- 2. Once you have a search you want to cache – add the following
"reportcache index=cache path=/tmp file=testcache.log notimestamp"command to the end. The following assumes you have made an index named “cache”. The
indexattribute is required and you should not use your default unless you know what your doing. Also we are going to output the file to /tmp/testcache.log using the
notimestampoption simply suppresses adding a timestamp to the filename.
index=_internal metrics "group=queue" | timechart avg(current_size) by name | reportcache index=cache path=/tmp file=testcache.log notimestamp
- 3. Run the search and you should get back the normal search results and not see an error on the screen. If you do see an error it should be self explanatory.
- 4. Open the file /tmp/testcache.log and make sure the results look ok. They should look like a bunch of lines key=value, key=value
PART THREE – Writing to an index:
- 1. We are now going to have the command put the results into the index. Simply remove the file, path and notimestamp attributes
index=_internal metrics "group=queue" | timechart avg(current_size) by name | reportcache index=cache
- 2. Run the command – you should again see normal results and no error.
- 4. Wait 30 seconds or so…
- 5. Run the following search to make sure results made it into the cache index – you should see your cache data after this search
- 6. Now click on the report link and see if you can get your report back 😉 This part is the somewhat odd part. All the fields should be as they were in the original search but many reports create keys with odd names. The best thing to do is to click around and see what reports you can make. You should be able to get back to the original search/report prior to the caching.
PART FOUR – Enabling automatic caching:
After you have found and tested a search/report you want to cache moving forward:
- 1. Save the search along with the reportcache command
- 2. Schedule the saved search on a small time frame ( 5, 15, 30, etc ) minutes
- 3. Test by waiting a few hours and looking at the results in the cache index.
There is a good chance that either the above description was vague or that there is a bug / edge-case that i did not consider.
One frequent problem i have seen is trying to cache data that has no timestamp. For example,
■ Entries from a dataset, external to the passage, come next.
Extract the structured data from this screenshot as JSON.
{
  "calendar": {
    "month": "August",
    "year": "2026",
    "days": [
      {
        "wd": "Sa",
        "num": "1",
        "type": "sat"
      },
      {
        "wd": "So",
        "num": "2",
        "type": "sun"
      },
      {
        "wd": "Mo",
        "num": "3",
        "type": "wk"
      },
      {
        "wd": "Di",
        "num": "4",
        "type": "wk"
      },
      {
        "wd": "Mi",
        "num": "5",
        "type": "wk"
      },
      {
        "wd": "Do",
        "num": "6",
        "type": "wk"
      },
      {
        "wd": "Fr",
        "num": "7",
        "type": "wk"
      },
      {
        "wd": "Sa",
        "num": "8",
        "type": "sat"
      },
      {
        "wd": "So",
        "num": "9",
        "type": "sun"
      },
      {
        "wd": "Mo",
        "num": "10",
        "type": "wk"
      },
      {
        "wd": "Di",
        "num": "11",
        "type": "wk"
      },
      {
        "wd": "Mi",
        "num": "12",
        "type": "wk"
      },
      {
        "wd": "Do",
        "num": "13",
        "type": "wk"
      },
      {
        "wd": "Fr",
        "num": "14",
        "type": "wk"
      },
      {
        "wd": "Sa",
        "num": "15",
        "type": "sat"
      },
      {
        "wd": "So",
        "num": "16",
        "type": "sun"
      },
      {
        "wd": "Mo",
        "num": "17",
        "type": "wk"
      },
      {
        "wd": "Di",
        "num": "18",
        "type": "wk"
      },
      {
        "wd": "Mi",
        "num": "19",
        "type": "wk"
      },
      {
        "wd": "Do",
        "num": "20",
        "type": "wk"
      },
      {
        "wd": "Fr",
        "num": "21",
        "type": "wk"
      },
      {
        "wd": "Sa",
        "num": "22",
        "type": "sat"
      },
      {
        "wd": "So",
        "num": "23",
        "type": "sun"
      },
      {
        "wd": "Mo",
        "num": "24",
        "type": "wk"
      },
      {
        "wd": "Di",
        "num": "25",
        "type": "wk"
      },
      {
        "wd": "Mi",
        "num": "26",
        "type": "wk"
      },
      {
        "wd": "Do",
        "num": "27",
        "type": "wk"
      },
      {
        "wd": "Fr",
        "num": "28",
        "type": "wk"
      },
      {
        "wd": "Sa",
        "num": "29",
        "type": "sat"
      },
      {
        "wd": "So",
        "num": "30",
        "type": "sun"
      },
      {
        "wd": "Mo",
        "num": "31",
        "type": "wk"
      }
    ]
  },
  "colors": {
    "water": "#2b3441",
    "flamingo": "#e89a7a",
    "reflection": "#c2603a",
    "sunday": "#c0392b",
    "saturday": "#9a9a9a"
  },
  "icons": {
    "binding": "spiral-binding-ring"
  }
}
somesearch | top users
will produce restults without timestamps. This makes a mess of the cached data. If you have this problem then try rewriting your search to something like:
somesearch | stats count first(_time) by users | where users != "" | sort -count
The above will produce data that has both top and timestamps.
Few other things that are common requests:
Often folks want to go back in time and create cached results for prior data. I have a script that can do that and will post it after more testing.
Another common topic of conversation surrounds the over creation of summary data. In many cases it can be benificial to cache more stuff than you initally need in case you want to run reports later. I’m trying to think of good ways to automatically do this for you.
** IMPORTANT ** – drop me a line and let me know how something like this *should* work. I suspect that we will add a “checkbox” to saved searches that will automatically do the right thing.
I’ll leave this post wit the usage info from the top of the search script.
# file=[filename] – default is current time
# path=[path] – default is $SPLUNK_HOME/var/spool/splunk
# index=[indexname] – which index to target for results. If blank will use whatever is bundled
# marker=[string] – this is just a token or k=v used to mark the results for version or other delination or to defeat crc caching
# format=[“csv”|”splunk”] – use the output format “splunk” for feedking back into splunk or csv if you want to save for other tool
# appendtime – if true this will append current time. Its useful when you are doing something that you want with a timestamp of now
# notimestampe – is this arg is supplied it will suppress the timestamp in the filename
# debug – if debug then will just out args to screen
# following example will put in var/spool/splunk a file named foo without timestamp, marked with erik=nextrun”, and targed to index cache
# index::_internal “group=pipeline” | timechart avg(executes) | cacher file=”foo” notimestamp marker=”erik=nextrun” index=”cache”